___ DATA RECORDS

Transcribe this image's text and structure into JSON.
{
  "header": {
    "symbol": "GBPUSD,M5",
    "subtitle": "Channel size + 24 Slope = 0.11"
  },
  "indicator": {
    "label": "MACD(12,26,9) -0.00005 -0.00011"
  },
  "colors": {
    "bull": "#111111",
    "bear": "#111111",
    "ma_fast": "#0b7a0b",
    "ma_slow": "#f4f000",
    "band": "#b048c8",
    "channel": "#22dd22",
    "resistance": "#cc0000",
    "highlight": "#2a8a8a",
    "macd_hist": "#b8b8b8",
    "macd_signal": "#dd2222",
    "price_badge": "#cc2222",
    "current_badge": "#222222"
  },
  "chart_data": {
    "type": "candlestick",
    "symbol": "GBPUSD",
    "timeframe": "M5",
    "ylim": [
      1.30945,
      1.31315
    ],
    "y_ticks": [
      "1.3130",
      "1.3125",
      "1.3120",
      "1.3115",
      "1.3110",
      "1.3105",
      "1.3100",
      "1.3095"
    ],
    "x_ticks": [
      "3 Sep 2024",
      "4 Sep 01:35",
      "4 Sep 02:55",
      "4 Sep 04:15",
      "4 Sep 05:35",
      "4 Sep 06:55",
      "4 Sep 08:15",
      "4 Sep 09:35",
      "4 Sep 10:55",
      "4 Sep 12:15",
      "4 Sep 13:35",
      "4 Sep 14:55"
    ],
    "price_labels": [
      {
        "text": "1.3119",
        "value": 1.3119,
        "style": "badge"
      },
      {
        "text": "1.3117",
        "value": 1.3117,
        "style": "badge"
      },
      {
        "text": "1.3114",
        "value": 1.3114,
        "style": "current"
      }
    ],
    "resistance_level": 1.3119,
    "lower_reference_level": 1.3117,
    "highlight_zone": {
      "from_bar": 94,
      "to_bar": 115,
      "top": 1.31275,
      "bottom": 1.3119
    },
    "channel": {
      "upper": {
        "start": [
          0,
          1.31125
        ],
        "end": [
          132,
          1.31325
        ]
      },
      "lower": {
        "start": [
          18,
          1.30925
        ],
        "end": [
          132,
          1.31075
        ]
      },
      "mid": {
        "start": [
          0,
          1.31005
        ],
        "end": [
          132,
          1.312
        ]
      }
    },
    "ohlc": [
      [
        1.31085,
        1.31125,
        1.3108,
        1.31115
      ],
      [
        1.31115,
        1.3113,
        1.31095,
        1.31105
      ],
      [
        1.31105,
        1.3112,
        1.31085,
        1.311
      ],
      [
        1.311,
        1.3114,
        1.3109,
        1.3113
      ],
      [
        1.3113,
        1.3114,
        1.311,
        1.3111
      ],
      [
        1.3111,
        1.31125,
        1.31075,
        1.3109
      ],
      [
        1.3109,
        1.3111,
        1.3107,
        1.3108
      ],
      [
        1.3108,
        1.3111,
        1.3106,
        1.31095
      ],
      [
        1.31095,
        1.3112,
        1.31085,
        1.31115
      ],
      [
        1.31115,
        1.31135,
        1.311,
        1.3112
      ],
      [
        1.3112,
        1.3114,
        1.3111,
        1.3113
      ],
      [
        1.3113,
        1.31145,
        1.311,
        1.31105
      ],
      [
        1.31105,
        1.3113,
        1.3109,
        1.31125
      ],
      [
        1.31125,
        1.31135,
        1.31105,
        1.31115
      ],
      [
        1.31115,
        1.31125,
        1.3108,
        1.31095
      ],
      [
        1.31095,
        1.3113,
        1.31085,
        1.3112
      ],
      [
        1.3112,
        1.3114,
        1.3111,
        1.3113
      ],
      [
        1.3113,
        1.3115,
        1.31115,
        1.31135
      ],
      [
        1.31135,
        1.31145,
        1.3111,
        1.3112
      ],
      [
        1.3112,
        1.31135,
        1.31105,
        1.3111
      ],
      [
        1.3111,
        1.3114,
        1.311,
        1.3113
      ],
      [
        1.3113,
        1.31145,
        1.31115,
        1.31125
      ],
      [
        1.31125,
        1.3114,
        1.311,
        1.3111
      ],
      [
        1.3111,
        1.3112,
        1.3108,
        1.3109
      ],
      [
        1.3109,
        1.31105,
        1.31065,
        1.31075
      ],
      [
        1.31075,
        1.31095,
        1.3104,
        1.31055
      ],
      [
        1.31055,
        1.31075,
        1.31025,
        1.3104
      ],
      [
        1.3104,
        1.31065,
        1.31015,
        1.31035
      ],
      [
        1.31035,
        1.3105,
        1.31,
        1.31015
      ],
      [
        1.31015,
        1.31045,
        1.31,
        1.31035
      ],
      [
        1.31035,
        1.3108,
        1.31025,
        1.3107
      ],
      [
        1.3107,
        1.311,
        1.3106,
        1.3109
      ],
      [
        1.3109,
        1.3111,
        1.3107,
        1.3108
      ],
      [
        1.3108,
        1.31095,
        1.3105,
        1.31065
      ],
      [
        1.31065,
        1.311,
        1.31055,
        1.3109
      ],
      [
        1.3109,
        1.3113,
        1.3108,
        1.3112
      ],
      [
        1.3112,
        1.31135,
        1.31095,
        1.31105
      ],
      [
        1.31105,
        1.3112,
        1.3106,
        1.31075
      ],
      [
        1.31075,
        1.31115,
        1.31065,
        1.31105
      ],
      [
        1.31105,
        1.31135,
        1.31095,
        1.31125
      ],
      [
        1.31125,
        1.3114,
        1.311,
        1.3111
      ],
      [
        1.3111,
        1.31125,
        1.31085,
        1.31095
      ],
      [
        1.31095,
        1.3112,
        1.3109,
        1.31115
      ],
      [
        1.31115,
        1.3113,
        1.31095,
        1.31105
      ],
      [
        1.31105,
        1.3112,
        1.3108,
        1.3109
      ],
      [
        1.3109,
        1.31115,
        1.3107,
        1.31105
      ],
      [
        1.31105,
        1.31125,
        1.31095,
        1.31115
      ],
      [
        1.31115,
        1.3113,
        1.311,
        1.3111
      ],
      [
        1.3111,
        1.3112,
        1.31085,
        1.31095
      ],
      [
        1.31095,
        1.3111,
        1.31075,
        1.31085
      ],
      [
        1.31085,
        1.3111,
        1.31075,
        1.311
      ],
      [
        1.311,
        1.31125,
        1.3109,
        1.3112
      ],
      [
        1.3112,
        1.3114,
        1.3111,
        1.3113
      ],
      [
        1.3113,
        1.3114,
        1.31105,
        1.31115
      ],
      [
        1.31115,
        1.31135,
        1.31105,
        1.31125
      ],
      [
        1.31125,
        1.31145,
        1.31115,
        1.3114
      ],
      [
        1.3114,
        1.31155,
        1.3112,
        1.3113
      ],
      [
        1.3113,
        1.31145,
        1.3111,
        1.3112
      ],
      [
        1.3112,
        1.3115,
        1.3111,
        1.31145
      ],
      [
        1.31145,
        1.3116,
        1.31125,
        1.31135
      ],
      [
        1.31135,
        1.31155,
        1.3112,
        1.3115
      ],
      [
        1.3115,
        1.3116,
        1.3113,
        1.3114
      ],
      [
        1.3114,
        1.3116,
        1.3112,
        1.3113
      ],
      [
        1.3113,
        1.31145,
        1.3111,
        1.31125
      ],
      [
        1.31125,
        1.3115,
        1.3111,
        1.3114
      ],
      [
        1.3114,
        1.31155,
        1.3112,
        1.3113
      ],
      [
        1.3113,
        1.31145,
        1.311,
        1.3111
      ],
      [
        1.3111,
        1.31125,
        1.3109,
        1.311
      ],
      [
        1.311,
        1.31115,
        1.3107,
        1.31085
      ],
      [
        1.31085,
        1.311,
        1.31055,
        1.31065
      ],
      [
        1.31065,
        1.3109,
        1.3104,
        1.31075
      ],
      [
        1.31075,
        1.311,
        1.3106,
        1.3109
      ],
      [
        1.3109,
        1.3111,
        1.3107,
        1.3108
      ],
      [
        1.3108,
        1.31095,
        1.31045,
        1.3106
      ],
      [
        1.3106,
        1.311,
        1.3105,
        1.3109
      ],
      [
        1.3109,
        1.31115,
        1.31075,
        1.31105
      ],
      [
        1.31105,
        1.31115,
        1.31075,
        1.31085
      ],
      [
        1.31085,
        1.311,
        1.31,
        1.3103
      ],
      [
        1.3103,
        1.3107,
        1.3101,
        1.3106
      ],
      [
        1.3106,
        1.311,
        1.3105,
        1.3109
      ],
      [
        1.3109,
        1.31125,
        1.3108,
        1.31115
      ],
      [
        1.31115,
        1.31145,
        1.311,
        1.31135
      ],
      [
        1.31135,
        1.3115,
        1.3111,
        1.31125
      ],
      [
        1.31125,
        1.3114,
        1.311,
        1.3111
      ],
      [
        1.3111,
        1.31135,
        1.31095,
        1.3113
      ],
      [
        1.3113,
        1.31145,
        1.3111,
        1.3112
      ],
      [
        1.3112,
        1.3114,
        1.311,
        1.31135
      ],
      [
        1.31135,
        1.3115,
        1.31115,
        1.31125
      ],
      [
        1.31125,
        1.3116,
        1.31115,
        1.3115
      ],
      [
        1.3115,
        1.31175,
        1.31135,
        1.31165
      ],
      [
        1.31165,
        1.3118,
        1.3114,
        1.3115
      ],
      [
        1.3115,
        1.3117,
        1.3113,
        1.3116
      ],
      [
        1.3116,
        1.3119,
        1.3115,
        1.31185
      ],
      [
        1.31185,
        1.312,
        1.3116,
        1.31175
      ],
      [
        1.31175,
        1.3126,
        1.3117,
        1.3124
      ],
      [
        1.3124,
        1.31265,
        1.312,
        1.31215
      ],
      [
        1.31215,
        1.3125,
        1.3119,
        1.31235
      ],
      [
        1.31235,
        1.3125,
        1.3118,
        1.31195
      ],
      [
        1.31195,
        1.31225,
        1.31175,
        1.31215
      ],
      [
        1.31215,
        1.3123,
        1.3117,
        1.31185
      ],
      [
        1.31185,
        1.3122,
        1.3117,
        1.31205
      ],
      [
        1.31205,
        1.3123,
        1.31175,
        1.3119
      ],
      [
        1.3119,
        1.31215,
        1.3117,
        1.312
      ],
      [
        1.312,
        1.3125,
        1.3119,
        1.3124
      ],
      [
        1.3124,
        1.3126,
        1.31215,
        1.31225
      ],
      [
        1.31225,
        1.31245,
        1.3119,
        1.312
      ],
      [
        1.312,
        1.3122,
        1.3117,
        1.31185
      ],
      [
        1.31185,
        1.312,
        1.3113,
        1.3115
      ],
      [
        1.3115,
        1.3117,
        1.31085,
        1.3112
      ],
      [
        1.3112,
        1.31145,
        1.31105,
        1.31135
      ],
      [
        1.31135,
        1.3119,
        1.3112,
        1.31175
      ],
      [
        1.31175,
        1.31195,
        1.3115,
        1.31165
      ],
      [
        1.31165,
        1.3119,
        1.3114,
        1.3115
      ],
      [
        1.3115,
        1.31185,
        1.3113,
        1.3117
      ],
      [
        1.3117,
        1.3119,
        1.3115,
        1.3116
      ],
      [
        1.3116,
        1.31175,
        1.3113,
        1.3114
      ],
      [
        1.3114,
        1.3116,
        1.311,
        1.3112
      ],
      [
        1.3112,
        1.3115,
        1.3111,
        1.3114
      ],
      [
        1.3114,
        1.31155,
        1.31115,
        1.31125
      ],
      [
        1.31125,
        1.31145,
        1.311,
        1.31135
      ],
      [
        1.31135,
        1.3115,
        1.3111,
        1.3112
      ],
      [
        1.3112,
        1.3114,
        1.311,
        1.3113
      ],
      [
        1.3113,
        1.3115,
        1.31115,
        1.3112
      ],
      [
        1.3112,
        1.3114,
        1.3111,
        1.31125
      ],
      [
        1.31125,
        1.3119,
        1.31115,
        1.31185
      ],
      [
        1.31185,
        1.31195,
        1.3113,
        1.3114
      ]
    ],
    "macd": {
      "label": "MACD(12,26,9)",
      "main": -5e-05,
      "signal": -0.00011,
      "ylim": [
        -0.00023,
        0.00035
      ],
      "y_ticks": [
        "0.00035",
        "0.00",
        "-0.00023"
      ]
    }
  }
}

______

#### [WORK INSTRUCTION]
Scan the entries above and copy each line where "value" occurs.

#### [ANSWER BELOW]
        "value": 1.3119,
        "value": 1.3117,
        "value": 1.3114,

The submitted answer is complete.